Type out the records that follow, exactly as given.

(SUPPLIED MATERIAL)

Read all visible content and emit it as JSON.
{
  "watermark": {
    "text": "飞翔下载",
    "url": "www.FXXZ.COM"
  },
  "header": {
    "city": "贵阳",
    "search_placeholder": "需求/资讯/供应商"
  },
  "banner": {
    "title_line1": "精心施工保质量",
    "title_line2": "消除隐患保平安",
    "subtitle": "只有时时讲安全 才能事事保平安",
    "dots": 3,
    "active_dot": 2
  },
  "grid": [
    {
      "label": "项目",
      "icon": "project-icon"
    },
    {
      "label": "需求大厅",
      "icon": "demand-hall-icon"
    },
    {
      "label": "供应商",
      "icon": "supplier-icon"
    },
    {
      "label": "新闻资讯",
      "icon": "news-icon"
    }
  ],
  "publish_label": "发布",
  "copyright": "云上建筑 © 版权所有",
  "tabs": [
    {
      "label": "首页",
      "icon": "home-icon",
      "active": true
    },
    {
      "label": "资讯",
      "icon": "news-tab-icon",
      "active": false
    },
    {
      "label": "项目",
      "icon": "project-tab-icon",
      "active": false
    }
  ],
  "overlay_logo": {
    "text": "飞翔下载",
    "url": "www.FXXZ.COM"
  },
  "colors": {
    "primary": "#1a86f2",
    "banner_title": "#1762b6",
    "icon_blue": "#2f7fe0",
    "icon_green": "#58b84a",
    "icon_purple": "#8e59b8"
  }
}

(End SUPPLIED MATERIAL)

**EXPECTED ANSWER:**
Read all visible content and emit it as JSON.
{
  "watermark": {
    "text": "飞翔下载",
    "url": "www.FXXZ.COM"
  },
  "header": {
    "city": "贵阳",
    "search_placeholder": "需求/资讯/供应商"
  },
  "banner": {
    "title_line1": "精心施工保质量",
    "title_line2": "消除隐患保平安",
    "subtitle": "只有时时讲安全 才能事事保平安",
    "dots": 3,
    "active_dot": 2
  },
  "grid": [
    {
      "label": "项目",
      "icon": "project-icon"
    },
    {
      "label": "需求大厅",
      "icon": "demand-hall-icon"
    },
    {
      "label": "供应商",
      "icon": "supplier-icon"
    },
    {
      "label": "新闻资讯",
      "icon": "news-icon"
    }
  ],
  "publish_label": "发布",
  "copyright": "云上建筑 © 版权所有",
  "tabs": [
    {
      "label": "首页",
      "icon": "home-icon",
      "active": true
    },
    {
      "label": "资讯",
      "icon": "news-tab-icon",
      "active": false
    },
    {
      "label": "项目",
      "icon": "project-tab-icon",
      "active": false
    }
  ],
  "overlay_logo": {
    "text": "飞翔下载",
    "url": "www.FXXZ.COM"
  },
  "colors": {
    "primary": "#1a86f2",
    "banner_title": "#1762b6",
    "icon_blue": "#2f7fe0",
    "icon_green": "#58b84a",
    "icon_purple": "#8e59b8"
  }
}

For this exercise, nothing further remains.